Mouthwash possibly linked to oral cancers
Earlier this month, a group of dental researchers in Glasgow, Scotland reported a link between frequent use of alcohol-based mouthwash (3 times per day) and oral cancers, such as mouth, throat, tongue and vocal cords.
A similar study came out of Australia in 2009. The theory is that alcohol “increases the permeability of the mucosa” to carcinogens, such as nicotine or acetylaldehyde (a breakdown product of the alcohol).
But other analyses have found no such significant link.
Certainly smoking, chewing tobacco, drinking and poor oral health are all risk factors for developing oral cancers.
And I suspect anyone that smokes, chews tobacco and has poor oral hygiene habits is much more likely to over use mouthwash.
Which begs the question: Do healthy adults with good oral hygiene need to use mouthwash?
What do mouthwashes do?
Every time I walk down the dental care aisle at the drugstore, I am amazed at the number of mouthwashes available.
Mouthwashes make one or more of the following claims:
- Prevents cavities: These are the fluoride-based rinses available in a variety of colors and flavors. Very little fluoride clings to your teeth following a 60-second rinse, and is then quickly washed off by your saliva.
- Freshens breath: Most of these contain natural and artificial flavors (minty fresh!) to mask bad breath. Swishing can help remove food particles from between your teeth and temporarily sweeten your breath, but it does not take the place of proper tooth and gum care.
- Whitens teeth: These are basically hydrogen peroxide. The concentration is very low so that it won’t harm your gum tissue; however, it doesn’t have much of a bleaching effect, either.
- Kills germs that cause plaque and gingivitis: These are usually the alcohol-based products. Classic Listerine also contains menthol and eucalyptus oil. Killing germs helps bad breath, as well.
- Prevents tartar build up: Tartar is hardened plaque, the sticky stuff that develops on your teeth if you don’t brush regularly. If you control the plaque, you control the tartar.

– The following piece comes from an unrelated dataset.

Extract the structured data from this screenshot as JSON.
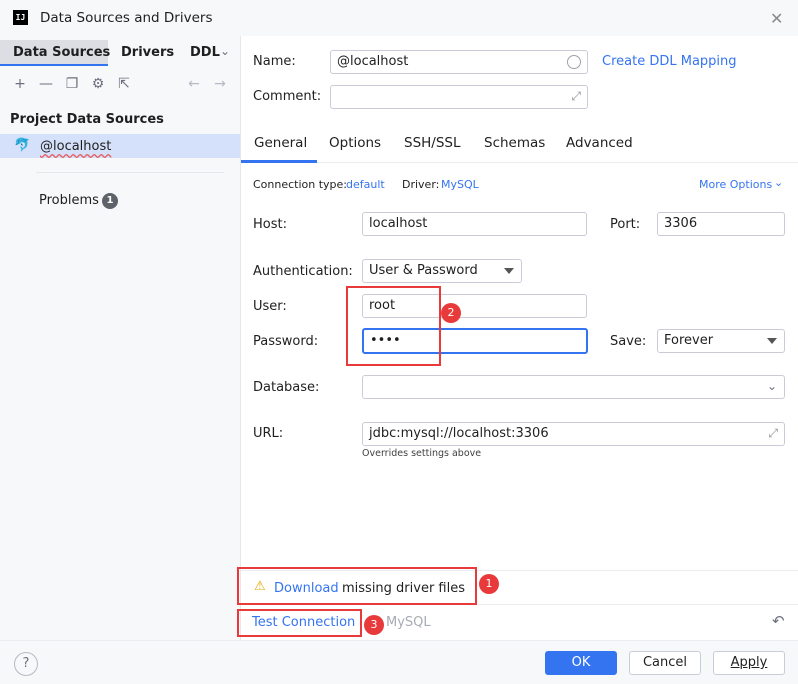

The manufacturers would probably be thrilled if you bought more than one!
The alcohol-based products are those linked with oral cancers. Some of these mouthwashes have an alcohol content as high as 26%.
The alcohol also dries out your mouth, which causes more problems such as sensitive teeth, cavities and bad breath.
However, there are many mouthwashes that are alcohol-free, especially those marketed for kids.
Basic oral hygiene comes first
Keeping your mouth and teeth clean is important, but you really don’t need to spend extra money on mouthwash.
- Brush twice a day with an ADA-approved toothpaste that contains fluoride. Change your toothbrush or toothbrush head regularly. Related post: What’s in your toothpaste?
- Floss at least once a day.
- Drink more water throughout the day, especially after meals and snacks to help wash away or dilute the sugar that wants to stick to your teeth (plaque!).
- Snack on apples, carrots or celery. Hard foods such as these clean your teeth and help strengthen your gums.
- Don’t smoke or chew tobacco!
- See a dentist at least once a year. Tartar build up under your gum lines contributes to gum disease. A hygienist will scrape off this tartar.
If you have significant gum disease, a dentist might recommend an over-the-counter or prescription mouthwash to use for a short period of time.
An inexpensive, alcohol-free mouthwash for occasional use is fine (not three times a day!). But if you are trying to control bad breath, you might want to consider what you are eating. Most bad breath comes from the stomach, and is a result of poor digestion.
Related post: Home remedies for gas and bloating
Taking care of your teeth and gums is important to overall health (and oral cancer prevention), but doesn’t need to be expensive. Save money where you can.